Shabazz died March 28 of liver and kidney failure at Century City Hospital, said a friend, Dr. Patricia E. Bath.
Born Valerie Robinson in Harlem, Shabazz grew up reading--and unhappy with the way books depicted African Americans.
She moved to Los Angeles and became a legal secretary, but was determined to do something to teach blacks about their own past achievements.
In 1977, the young woman officially changed her name to Lady Sala (which means "gentle and caring" in Swahili) Shabazz (meaning "from the people of the tribe who preserve").
"Now that my name has special meaning," she once told an interviewer, "I think I have to live up to it."
Shabazz established an independent book publishing company, Sala Enterprises, and began designing and illustrating educational coloring books for children. "The Kwanzaa Coloring Book," "The Cinco de Mayo Coloring Book," "Flags of the African People," "Kwanzaa--An African Celebration" and "The Best of Little Known Black History Facts" rolled off her presses.
The little fact book has been featured during Black History Month in recent years on the nationally syndicated Tom Joyner radio show. McDonald's Corp. also financed publication of parts of the book in a nationally distributed brochure.
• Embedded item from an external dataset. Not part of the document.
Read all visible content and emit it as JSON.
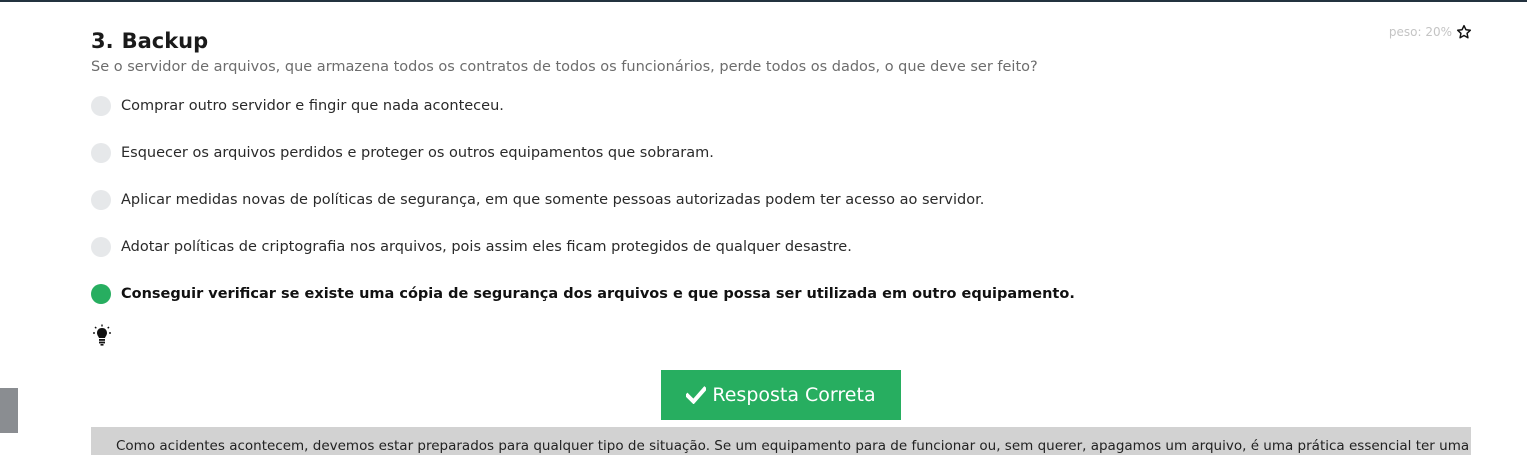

About 15 years ago, Shabazz also decided to focus on the historic scientific and consumer inventions by blacks over the past two centuries. Billing her newest creation the International Black Inventions Museum, she started with a handful of objects, which she displayed for a Yorba Linda children's group.
After receiving a sizable donation from rap star Ice Cube in 1992, Shabazz began building her collection, adding scale models of inventions, biographical sketches of inventors and copies of patent documents verified with the U.S. government.
She took the show on the road, and by the time of her death had displayed selections from her 3,000 items more than 1,000 times before 12 million people in some 180 cities, 38 states and a few other countries. She also established a permanent display in Ghana.
Shabazz's itinerant museum, particularly popular during Black History Month each February, helped teach children about the blacks who invented such familiar items as the rotary lawnmower, traffic signal, refrigerator, fire extinguisher, roller coaster and gas mask.
"I felt there was a need to create a display that would raise the self-esteem of young black children," Shabazz told the Allentown, Pa., Morning Call last year.
"Making the museum a mobile traveling exhibition makes it more available to more people," she said.
She said several children who saw the exhibit told her it inspired them to become inventors.
No information was available on survivors.
Shabazz will be honored May 4 in a program at the Tom Bradley International Center on the UCLA campus.